Jetstar was established to allow Qantas to compete in the low-cost segment of the aviation industry. The company developed an appropriate marketing strategy when it entered the market, and it has continued to update the marketing plan to protect its position. Jetstar’s position as the third leading Airline in the domestic market is evidence of the success of the marketing plan. The report presents an analysis of Jetstar’s marketing strategy illustrating how well the product, price, promotion, and distribution strategies match with the target market as well as the company’s overall objective to be an efficient, low-cost carrier. It is recommended that the company continues to employ its innovative marketing that changes according to market conditions.
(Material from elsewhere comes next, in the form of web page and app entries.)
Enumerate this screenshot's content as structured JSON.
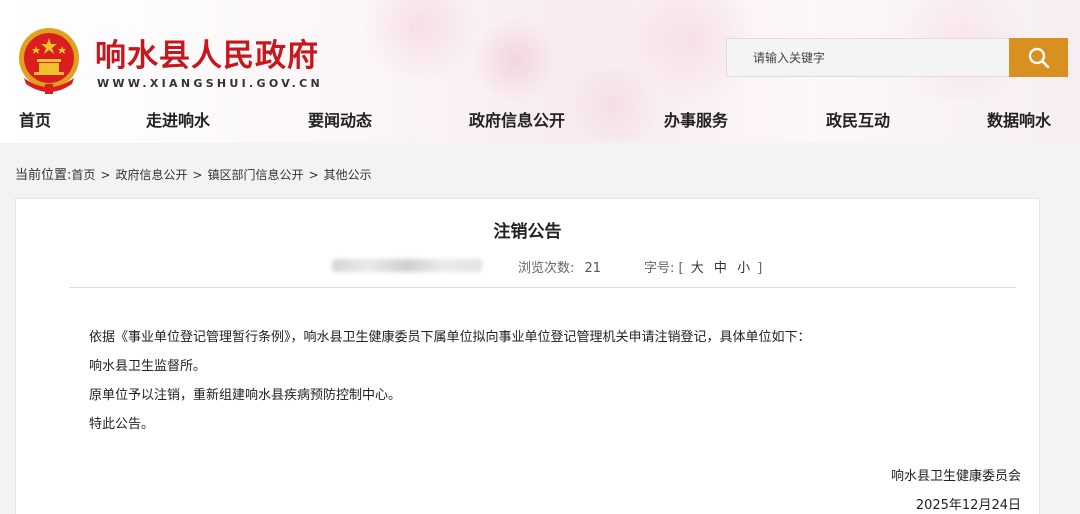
{
  "header": {
    "site_title": "响水县人民政府",
    "site_url": "WWW.XIANGSHUI.GOV.CN",
    "emblem_icon": "national-emblem-icon",
    "brand_color": "#c8161d"
  },
  "search": {
    "placeholder": "请输入关键字",
    "button_icon": "search-icon",
    "button_color": "#d8901e"
  },
  "nav": {
    "items": [
      {
        "label": "首页"
      },
      {
        "label": "走进响水"
      },
      {
        "label": "要闻动态"
      },
      {
        "label": "政府信息公开"
      },
      {
        "label": "办事服务"
      },
      {
        "label": "政民互动"
      },
      {
        "label": "数据响水"
      }
    ]
  },
  "breadcrumb": {
    "lead": "当前位置:",
    "items": [
      {
        "label": "首页"
      },
      {
        "label": "政府信息公开"
      },
      {
        "label": "镇区部门信息公开"
      },
      {
        "label": "其他公示"
      }
    ],
    "separator": ">"
  },
  "article": {
    "title": "注销公告",
    "views_label": "浏览次数:",
    "views_count": "21",
    "font_label": "字号:",
    "font_open": "[",
    "font_large": "大",
    "font_medium": "中",
    "font_small": "小",
    "font_close": "]",
    "paragraphs": [
      "依据《事业单位登记管理暂行条例》，响水县卫生健康委员下属单位拟向事业单位登记管理机关申请注销登记，具体单位如下：",
      "响水县卫生监督所。",
      "原单位予以注销，重新组建响水县疾病预防控制中心。",
      "特此公告。"
    ],
    "signature_org": "响水县卫生健康委员会",
    "signature_date": "2025年12月24日"
  }
}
A redesign of the company’s website is also recommended as it plays a central role in Jetstar’s marketing strategy that emphasizes reducing operational costs.

References

Ciliberto, F & Schenone, C 2012, ‘Bankruptcy and product-market competition: Evidence from the airline industry’, International Journal of Industrial Organization, vol. 30, no. 6, pp.564-577.

Gordon, R 2012, ‘Re-thinking and re-tooling the social marketing mix’, Australasian Marketing Journal, vol. 20, no. 2, pp.122-126.

Jetstar Group 2017, About us, Jetstar Airways Pty Ltd, viewed 19 August 2017 <https://www.jetstar.com/au/en/about-us>

Kotler, P & Armstrong, G 2016, Principles of Marketing 16th Global Edition, Pearson.

Lück, M & Gross, S 2016, The low cost carrier worldwide, Routledge.

Singh, M., 2012, ‘Marketing mix of 4P’s for competitive advantage’, Journal of Business and Management, vol. 3, no. 6, pp.40-45.

Teichert, T, Shehu, E & Von Wartburg, I 2008, ‘Customer segmentation revisited: The case of the airline industry’, Transportation Research Part A: Policy and Practice, vol. 42, no. 1, pp.227-242.

Whyte, R & Lohmann, G 2015, ‘The carrier-within-a-carrier strategy: An analysis of Jetstar’, Journal of Air Transport Management
, vol. 42, pp.141-148.